- _Input for this task_:
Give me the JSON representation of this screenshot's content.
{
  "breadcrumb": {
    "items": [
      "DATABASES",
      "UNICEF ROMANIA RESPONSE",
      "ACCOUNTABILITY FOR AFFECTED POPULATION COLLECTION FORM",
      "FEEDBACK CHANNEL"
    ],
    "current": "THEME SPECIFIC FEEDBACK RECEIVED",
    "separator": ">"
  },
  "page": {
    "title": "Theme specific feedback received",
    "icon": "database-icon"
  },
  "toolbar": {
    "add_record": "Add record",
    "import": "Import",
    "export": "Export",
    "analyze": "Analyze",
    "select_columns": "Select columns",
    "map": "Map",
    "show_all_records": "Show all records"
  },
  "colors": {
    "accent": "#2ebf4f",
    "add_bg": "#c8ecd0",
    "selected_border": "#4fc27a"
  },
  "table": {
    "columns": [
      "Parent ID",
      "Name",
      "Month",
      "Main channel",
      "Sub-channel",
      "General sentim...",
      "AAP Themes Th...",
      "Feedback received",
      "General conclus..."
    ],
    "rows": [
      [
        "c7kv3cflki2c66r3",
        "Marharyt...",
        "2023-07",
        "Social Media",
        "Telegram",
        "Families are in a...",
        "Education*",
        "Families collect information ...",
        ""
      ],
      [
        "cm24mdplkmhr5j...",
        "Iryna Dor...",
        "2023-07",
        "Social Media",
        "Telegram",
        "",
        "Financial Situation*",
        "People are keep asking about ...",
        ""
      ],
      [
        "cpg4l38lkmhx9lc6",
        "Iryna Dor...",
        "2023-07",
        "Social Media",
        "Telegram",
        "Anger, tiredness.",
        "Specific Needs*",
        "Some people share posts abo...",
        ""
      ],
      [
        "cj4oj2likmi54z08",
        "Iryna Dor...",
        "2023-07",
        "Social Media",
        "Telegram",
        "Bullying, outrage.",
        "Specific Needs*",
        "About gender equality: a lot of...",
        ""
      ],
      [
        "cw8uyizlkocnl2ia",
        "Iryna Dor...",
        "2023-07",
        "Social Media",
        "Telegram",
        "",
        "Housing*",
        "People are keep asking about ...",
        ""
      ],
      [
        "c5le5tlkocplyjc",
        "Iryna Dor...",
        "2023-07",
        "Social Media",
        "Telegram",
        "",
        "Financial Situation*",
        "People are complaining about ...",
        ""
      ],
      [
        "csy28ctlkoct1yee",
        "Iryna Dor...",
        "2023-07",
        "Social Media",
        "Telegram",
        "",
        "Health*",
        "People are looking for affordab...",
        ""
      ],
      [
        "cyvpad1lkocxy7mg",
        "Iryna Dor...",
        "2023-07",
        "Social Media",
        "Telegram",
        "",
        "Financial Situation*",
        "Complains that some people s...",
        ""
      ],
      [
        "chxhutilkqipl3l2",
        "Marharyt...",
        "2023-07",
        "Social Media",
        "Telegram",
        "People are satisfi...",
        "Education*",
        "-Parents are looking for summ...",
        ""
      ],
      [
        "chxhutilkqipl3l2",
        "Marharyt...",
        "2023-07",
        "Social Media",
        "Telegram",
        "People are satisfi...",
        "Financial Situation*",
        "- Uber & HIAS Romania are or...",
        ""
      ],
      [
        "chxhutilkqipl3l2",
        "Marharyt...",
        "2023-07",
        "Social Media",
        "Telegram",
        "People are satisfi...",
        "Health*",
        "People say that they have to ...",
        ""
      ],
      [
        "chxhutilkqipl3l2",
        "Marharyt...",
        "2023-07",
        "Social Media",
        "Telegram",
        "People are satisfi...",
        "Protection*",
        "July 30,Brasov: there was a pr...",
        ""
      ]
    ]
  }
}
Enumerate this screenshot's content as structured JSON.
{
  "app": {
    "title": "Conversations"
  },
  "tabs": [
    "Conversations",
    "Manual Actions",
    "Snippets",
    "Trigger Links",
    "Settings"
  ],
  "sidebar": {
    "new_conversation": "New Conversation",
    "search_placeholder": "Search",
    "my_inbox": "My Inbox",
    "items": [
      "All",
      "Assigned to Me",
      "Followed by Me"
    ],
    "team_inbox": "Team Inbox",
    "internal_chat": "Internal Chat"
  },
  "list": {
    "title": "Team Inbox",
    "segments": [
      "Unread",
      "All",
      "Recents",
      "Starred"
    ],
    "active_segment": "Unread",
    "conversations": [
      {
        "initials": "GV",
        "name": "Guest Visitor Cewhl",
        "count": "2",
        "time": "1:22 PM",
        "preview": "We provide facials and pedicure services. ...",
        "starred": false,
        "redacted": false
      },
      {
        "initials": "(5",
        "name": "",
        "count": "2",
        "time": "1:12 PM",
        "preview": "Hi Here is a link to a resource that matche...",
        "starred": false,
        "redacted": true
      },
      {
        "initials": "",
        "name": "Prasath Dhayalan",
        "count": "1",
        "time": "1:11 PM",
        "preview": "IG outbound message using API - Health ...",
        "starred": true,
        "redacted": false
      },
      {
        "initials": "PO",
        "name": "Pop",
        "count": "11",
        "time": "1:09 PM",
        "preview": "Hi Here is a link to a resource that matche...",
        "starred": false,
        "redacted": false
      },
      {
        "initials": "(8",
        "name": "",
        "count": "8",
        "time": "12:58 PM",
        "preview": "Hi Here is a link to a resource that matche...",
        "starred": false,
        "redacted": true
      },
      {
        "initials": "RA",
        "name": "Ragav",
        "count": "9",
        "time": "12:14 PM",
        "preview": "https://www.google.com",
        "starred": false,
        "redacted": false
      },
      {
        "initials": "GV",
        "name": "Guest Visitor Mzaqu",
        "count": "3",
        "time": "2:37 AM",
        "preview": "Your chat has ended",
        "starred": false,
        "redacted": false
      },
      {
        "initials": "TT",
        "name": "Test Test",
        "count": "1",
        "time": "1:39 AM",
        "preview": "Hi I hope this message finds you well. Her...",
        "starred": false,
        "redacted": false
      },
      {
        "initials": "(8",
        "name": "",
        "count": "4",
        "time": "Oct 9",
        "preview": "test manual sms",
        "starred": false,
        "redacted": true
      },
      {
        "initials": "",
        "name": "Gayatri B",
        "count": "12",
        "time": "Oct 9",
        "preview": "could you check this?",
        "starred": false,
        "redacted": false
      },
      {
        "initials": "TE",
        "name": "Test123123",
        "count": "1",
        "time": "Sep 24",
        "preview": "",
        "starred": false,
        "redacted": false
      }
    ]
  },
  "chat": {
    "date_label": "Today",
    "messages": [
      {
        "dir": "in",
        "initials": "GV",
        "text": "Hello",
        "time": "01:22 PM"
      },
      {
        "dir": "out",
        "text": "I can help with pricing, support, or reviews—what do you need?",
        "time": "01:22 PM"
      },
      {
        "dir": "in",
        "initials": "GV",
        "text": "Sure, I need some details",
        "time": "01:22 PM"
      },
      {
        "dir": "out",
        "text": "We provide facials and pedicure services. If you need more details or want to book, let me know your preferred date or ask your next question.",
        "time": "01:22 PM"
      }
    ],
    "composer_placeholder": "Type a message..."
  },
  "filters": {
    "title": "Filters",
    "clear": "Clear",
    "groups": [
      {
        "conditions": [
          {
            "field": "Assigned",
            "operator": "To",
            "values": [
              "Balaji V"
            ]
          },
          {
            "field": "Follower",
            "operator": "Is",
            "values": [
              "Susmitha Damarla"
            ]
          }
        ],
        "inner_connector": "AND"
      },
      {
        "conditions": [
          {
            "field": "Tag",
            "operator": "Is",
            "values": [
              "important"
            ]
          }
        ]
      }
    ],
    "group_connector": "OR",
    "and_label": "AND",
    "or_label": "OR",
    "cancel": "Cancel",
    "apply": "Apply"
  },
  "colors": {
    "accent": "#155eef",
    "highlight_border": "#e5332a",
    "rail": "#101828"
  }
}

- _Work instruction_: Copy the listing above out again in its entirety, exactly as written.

- _Exercise answer_:
Give me the JSON representation of this screenshot's content.
{
  "breadcrumb": {
    "items": [
      "DATABASES",
      "UNICEF ROMANIA RESPONSE",
      "ACCOUNTABILITY FOR AFFECTED POPULATION COLLECTION FORM",
      "FEEDBACK CHANNEL"
    ],
    "current": "THEME SPECIFIC FEEDBACK RECEIVED",
    "separator": ">"
  },
  "page": {
    "title": "Theme specific feedback received",
    "icon": "database-icon"
  },
  "toolbar": {
    "add_record": "Add record",
    "import": "Import",
    "export": "Export",
    "analyze": "Analyze",
    "select_columns": "Select columns",
    "map": "Map",
    "show_all_records": "Show all records"
  },
  "colors": {
    "accent": "#2ebf4f",
    "add_bg": "#c8ecd0",
    "selected_border": "#4fc27a"
  },
  "table": {
    "columns": [
      "Parent ID",
      "Name",
      "Month",
      "Main channel",
      "Sub-channel",
      "General sentim...",
      "AAP Themes Th...",
      "Feedback received",
      "General conclus..."
    ],
    "rows": [
      [
        "c7kv3cflki2c66r3",
        "Marharyt...",
        "2023-07",
        "Social Media",
        "Telegram",
        "Families are in a...",
        "Education*",
        "Families collect information ...",
        ""
      ],
      [
        "cm24mdplkmhr5j...",
        "Iryna Dor...",
        "2023-07",
        "Social Media",
        "Telegram",
        "",
        "Financial Situation*",
        "People are keep asking about ...",
        ""
      ],
      [
        "cpg4l38lkmhx9lc6",
        "Iryna Dor...",
        "2023-07",
        "Social Media",
        "Telegram",
        "Anger, tiredness.",
        "Specific Needs*",
        "Some people share posts abo...",
        ""
      ],
      [
        "cj4oj2likmi54z08",
        "Iryna Dor...",
        "2023-07",
        "Social Media",
        "Telegram",
        "Bullying, outrage.",
        "Specific Needs*",
        "About gender equality: a lot of...",
        ""
      ],
      [
        "cw8uyizlkocnl2ia",
        "Iryna Dor...",
        "2023-07",
        "Social Media",
        "Telegram",
        "",
        "Housing*",
        "People are keep asking about ...",
        ""
      ],
      [
        "c5le5tlkocplyjc",
        "Iryna Dor...",
        "2023-07",
        "Social Media",
        "Telegram",
        "",
        "Financial Situation*",
        "People are complaining about ...",
        ""
      ],
      [
        "csy28ctlkoct1yee",
        "Iryna Dor...",
        "2023-07",
        "Social Media",
        "Telegram",
        "",
        "Health*",
        "People are looking for affordab...",
        ""
      ],
      [
        "cyvpad1lkocxy7mg",
        "Iryna Dor...",
        "2023-07",
        "Social Media",
        "Telegram",
        "",
        "Financial Situation*",
        "Complains that some people s...",
        ""
      ],
      [
        "chxhutilkqipl3l2",
        "Marharyt...",
        "2023-07",
        "Social Media",
        "Telegram",
        "People are satisfi...",
        "Education*",
        "-Parents are looking for summ...",
        ""
      ],
      [
        "chxhutilkqipl3l2",
        "Marharyt...",
        "2023-07",
        "Social Media",
        "Telegram",
        "People are satisfi...",
        "Financial Situation*",
        "- Uber & HIAS Romania are or...",
        ""
      ],
      [
        "chxhutilkqipl3l2",
        "Marharyt...",
        "2023-07",
        "Social Media",
        "Telegram",
        "People are satisfi...",
        "Health*",
        "People say that they have to ...",
        ""
      ],
      [
        "chxhutilkqipl3l2",
        "Marharyt...",
        "2023-07",
        "Social Media",
        "Telegram",
        "People are satisfi...",
        "Protection*",
        "July 30,Brasov: there was a pr...",
        ""
      ]
    ]
  }
}
Enumerate this screenshot's content as structured JSON.
{
  "app": {
    "title": "Conversations"
  },
  "tabs": [
    "Conversations",
    "Manual Actions",
    "Snippets",
    "Trigger Links",
    "Settings"
  ],
  "sidebar": {
    "new_conversation": "New Conversation",
    "search_placeholder": "Search",
    "my_inbox": "My Inbox",
    "items": [
      "All",
      "Assigned to Me",
      "Followed by Me"
    ],
    "team_inbox": "Team Inbox",
    "internal_chat": "Internal Chat"
  },
  "list": {
    "title": "Team Inbox",
    "segments": [
      "Unread",
      "All",
      "Recents",
      "Starred"
    ],
    "active_segment": "Unread",
    "conversations": [
      {
        "initials": "GV",
        "name": "Guest Visitor Cewhl",
        "count": "2",
        "time": "1:22 PM",
        "preview": "We provide facials and pedicure services. ...",
        "starred": false,
        "redacted": false
      },
      {
        "initials": "(5",
        "name": "",
        "count": "2",
        "time": "1:12 PM",
        "preview": "Hi Here is a link to a resource that matche...",
        "starred": false,
        "redacted": true
      },
      {
        "initials": "",
        "name": "Prasath Dhayalan",
        "count": "1",
        "time": "1:11 PM",
        "preview": "IG outbound message using API - Health ...",
        "starred": true,
        "redacted": false
      },
      {
        "initials": "PO",
        "name": "Pop",
        "count": "11",
        "time": "1:09 PM",
        "preview": "Hi Here is a link to a resource that matche...",
        "starred": false,
        "redacted": false
      },
      {
        "initials": "(8",
        "name": "",
        "count": "8",
        "time": "12:58 PM",
        "preview": "Hi Here is a link to a resource that matche...",
        "starred": false,
        "redacted": true
      },
      {
        "initials": "RA",
        "name": "Ragav",
        "count": "9",
        "time": "12:14 PM",
        "preview": "https://www.google.com",
        "starred": false,
        "redacted": false
      },
      {
        "initials": "GV",
        "name": "Guest Visitor Mzaqu",
        "count": "3",
        "time": "2:37 AM",
        "preview": "Your chat has ended",
        "starred": false,
        "redacted": false
      },
      {
        "initials": "TT",
        "name": "Test Test",
        "count": "1",
        "time": "1:39 AM",
        "preview": "Hi I hope this message finds you well. Her...",
        "starred": false,
        "redacted": false
      },
      {
        "initials": "(8",
        "name": "",
        "count": "4",
        "time": "Oct 9",
        "preview": "test manual sms",
        "starred": false,
        "redacted": true
      },
      {
        "initials": "",
        "name": "Gayatri B",
        "count": "12",
        "time": "Oct 9",
        "preview": "could you check this?",
        "starred": false,
        "redacted": false
      },
      {
        "initials": "TE",
        "name": "Test123123",
        "count": "1",
        "time": "Sep 24",
        "preview": "",
        "starred": false,
        "redacted": false
      }
    ]
  },
  "chat": {
    "date_label": "Today",
    "messages": [
      {
        "dir": "in",
        "initials": "GV",
        "text": "Hello",
        "time": "01:22 PM"
      },
      {
        "dir": "out",
        "text": "I can help with pricing, support, or reviews—what do you need?",
        "time": "01:22 PM"
      },
      {
        "dir": "in",
        "initials": "GV",
        "text": "Sure, I need some details",
        "time": "01:22 PM"
      },
      {
        "dir": "out",
        "text": "We provide facials and pedicure services. If you need more details or want to book, let me know your preferred date or ask your next question.",
        "time": "01:22 PM"
      }
    ],
    "composer_placeholder": "Type a message..."
  },
  "filters": {
    "title": "Filters",
    "clear": "Clear",
    "groups": [
      {
        "conditions": [
          {
            "field": "Assigned",
            "operator": "To",
            "values": [
              "Balaji V"
            ]
          },
          {
            "field": "Follower",
            "operator": "Is",
            "values": [
              "Susmitha Damarla"
            ]
          }
        ],
        "inner_connector": "AND"
      },
      {
        "conditions": [
          {
            "field": "Tag",
            "operator": "Is",
            "values": [
              "important"
            ]
          }
        ]
      }
    ],
    "group_connector": "OR",
    "and_label": "AND",
    "or_label": "OR",
    "cancel": "Cancel",
    "apply": "Apply"
  },
  "colors": {
    "accent": "#155eef",
    "highlight_border": "#e5332a",
    "rail": "#101828"
  }
}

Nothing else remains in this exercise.